We were all glad that Mehleb’s government had stepped down, but our happiness had nothing to do with the man, whom we respect, and his appreciated efforts during a tough period and before he became Prime Minster, at a time when any sane person would have refused such a post. It has nothing to do with the recent corruption cases, although I believe there are mysteries behind them that need to be uncovered. Moreover, we should respect the man who endured a full year of attacks and sharp criticism, and voluntarily chose to relieve himself from such burdens. He might even have a more important role in the future.
We should not create a social prison around him and pursue him with unjustified sharp criticism. If we are the ones who asked for him, and if we are sure his hands are clean, then maybe these are his abilities, and maybe he didn’t have the luxury of resigning.
The baffling question is, why Sherif Ismail? Let us answer with more questions. Did he work in any field other than petroleum? The answer is no. His resume started at Mobil oil company and with the Ministry of Petroleum, passing through many companies, all in the same field.
The second question is, was he successful in managing the ministry? If the answer is yes, then we have to let him complete the path of success, especially in light of the new natural gas discovery, and the difficult period we are going through. This period requires a super minister who can manage the system with high efficiency, as mistakes would have a very high cost at this point. It is not necessary that someone who succeeds at one thing can succeed at anything, and Mehleb was clear example of that.

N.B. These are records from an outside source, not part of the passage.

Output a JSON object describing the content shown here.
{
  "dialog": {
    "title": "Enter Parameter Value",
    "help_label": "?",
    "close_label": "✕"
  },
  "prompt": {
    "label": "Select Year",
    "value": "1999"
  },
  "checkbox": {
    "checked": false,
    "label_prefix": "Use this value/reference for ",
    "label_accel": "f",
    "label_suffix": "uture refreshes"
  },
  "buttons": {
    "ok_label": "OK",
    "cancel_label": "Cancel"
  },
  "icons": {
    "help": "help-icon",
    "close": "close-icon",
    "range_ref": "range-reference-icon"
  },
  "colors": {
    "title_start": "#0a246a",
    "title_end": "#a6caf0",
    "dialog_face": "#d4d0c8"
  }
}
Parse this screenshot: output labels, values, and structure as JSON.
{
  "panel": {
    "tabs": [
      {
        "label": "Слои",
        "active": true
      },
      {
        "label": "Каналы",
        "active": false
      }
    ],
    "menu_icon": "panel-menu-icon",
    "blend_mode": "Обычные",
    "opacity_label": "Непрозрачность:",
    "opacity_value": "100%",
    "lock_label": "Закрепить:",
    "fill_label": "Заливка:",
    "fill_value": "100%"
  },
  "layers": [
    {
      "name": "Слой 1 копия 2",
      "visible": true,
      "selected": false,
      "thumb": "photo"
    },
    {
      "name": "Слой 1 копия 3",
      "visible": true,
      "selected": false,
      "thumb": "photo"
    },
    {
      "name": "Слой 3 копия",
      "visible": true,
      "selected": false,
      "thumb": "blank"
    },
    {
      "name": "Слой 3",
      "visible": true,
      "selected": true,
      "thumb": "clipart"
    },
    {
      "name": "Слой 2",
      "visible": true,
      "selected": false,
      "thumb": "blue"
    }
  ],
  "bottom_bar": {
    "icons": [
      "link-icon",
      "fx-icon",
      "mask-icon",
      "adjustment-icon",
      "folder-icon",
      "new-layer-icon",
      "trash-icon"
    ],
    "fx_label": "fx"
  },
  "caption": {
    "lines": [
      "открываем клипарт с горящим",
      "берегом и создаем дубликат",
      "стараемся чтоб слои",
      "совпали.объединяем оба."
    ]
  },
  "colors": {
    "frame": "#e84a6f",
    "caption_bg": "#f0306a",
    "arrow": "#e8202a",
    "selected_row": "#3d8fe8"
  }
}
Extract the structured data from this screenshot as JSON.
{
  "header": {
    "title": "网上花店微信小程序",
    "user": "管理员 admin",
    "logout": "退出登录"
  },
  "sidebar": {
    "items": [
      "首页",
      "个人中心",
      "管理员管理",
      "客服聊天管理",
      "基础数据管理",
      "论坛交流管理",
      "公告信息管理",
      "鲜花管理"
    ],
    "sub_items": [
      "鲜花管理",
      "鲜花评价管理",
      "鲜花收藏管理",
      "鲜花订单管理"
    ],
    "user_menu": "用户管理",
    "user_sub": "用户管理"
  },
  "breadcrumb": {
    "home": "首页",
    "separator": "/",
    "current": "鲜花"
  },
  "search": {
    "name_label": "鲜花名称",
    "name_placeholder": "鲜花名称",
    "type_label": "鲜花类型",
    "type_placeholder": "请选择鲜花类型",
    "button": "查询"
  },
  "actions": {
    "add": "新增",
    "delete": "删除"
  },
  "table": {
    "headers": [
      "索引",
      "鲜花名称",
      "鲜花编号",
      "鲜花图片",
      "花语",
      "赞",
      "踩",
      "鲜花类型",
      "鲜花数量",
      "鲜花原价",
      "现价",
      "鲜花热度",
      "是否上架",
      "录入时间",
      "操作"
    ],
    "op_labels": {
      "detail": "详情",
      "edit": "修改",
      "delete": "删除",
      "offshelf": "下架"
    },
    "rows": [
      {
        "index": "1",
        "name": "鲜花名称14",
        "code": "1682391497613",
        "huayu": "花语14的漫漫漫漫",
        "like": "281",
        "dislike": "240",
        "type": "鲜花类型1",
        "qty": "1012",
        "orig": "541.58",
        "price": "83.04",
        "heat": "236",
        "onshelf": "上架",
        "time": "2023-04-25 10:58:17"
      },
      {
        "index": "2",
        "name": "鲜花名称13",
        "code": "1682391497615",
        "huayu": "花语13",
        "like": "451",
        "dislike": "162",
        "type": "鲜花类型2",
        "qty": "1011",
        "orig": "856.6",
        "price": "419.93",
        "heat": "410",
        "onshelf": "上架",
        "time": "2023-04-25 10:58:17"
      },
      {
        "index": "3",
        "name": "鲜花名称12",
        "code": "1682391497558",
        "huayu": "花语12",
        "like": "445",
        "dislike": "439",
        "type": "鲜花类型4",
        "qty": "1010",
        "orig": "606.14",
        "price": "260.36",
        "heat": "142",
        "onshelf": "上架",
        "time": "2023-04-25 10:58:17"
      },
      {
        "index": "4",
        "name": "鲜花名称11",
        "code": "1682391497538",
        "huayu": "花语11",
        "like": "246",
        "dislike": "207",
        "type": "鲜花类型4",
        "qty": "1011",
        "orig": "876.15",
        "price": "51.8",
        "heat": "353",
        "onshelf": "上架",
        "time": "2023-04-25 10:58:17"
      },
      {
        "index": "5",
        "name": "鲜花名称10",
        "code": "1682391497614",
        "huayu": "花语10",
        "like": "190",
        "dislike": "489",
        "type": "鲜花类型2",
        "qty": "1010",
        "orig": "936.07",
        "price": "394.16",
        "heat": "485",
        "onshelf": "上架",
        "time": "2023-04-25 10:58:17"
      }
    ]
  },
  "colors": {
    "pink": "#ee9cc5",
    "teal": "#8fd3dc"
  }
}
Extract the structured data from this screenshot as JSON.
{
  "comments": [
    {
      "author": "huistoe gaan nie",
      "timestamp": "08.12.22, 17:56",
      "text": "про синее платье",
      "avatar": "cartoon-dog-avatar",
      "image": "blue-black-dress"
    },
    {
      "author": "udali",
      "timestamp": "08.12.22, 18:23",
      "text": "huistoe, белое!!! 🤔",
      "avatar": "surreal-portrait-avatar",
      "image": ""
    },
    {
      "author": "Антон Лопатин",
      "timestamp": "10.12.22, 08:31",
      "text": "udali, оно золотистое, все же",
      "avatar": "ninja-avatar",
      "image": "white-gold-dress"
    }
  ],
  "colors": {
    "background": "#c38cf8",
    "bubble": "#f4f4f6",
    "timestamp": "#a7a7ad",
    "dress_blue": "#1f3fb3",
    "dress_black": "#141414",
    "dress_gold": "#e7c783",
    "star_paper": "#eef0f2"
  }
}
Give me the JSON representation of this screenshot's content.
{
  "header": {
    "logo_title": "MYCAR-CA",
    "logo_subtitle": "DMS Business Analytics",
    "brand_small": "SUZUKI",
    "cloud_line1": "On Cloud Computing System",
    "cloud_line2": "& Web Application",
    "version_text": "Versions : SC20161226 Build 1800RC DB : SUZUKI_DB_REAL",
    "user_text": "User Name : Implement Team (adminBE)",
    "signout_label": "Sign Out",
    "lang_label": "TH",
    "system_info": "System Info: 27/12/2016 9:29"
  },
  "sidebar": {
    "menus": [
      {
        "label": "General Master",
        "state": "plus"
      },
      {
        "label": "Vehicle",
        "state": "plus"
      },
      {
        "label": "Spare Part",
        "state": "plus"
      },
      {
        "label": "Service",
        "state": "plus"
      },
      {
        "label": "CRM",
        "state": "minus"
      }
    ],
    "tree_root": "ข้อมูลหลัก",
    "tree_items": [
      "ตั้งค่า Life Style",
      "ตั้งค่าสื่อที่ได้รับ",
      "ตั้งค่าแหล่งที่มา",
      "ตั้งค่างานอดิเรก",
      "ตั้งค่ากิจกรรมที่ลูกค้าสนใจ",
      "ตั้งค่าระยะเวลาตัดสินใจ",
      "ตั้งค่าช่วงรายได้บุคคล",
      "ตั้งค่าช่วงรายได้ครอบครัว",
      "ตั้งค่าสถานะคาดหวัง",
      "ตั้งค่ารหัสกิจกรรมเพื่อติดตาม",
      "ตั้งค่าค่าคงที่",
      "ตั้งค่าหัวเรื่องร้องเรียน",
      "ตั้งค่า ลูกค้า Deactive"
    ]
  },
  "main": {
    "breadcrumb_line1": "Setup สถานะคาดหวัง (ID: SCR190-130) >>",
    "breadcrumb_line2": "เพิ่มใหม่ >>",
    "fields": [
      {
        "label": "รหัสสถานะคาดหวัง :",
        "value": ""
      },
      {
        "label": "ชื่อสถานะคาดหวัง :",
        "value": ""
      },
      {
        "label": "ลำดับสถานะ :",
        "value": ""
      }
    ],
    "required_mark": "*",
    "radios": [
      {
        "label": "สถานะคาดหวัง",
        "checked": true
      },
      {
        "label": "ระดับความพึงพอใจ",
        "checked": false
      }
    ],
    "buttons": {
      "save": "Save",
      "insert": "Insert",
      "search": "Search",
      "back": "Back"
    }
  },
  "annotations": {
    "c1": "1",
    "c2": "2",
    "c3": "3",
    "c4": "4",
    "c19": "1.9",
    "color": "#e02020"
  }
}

The third question is, are there any suspicions around him in the current corruption case? The answer is yes; even if he was honest and his hands are clean, the mere mention of his name puts him in an unenviable position, and criticisers will always find a means to distract him.
So, why don’t we leave the man in the area he manages efficiently, and look for someone else? This leads us to the final question, although I have many other questions. The question is, has Egypt run out of human resources who are able to steer the rudder of the country and are competent enough to do so? The answer is known of course, but apparently we have chosen to dress Egypt in the same old shabby dress; it is always the same old wardrobe. We are not looking for suitable and competent faces. I am not talking about the designated Prime Minister. But rather about the way he was chosen, as if Egypt does not want to change and be happier, as if Egypt is not seeking to please its people.
This also applies to the choices of the Prime Minister himself; we will not see a distinguished print in his choices. We will keep a lot of the same ministers and bring in more of the same former ministers, and perhaps call in two or three new faces. What is this absurdity that pervades all aspects of life in Egypt? Even if it is just an interim ministry until the election of the parliament, it still has to be on the level of responsibility for the present situation. We are not in a position that allows us the luxury of waiting and experimenting, or passing time until something we want happens. We are significantly behind, and this is not something we have the luxury for.
Mr. President, you are a risk taker by nature, since the moment you decided to stand by the side of the Egyptian street, to the moment you decided to become president, and what characterises you is that your risks are well studied. So why didn’t this happen now? Why haven’t you presented us with the youth of Egypt to run the country? Why did you settle for this change, that has failed to meet our aspirations?
We need an explanation and an answer to those who are wondering where the youth have gone. The youth, whom you said you will benefit from in managing Egypt. Where is the growth you promised we would feel in our pockets?
If Mehleb’s government reduced your popularity, I do not think the next one will add to it, and this is not what we want. We do not want to be governed by the minds that previously led the country to the decline we see now. We want new new, young minds that are full of life, so that we might stumble upon someone who can help you push Egypt forward, as Egypt does not deserve to be toyed with.
An Egyptian Citizen
Emad El Sayed is an Egyptian journalist and the Editor of Daily News Egypt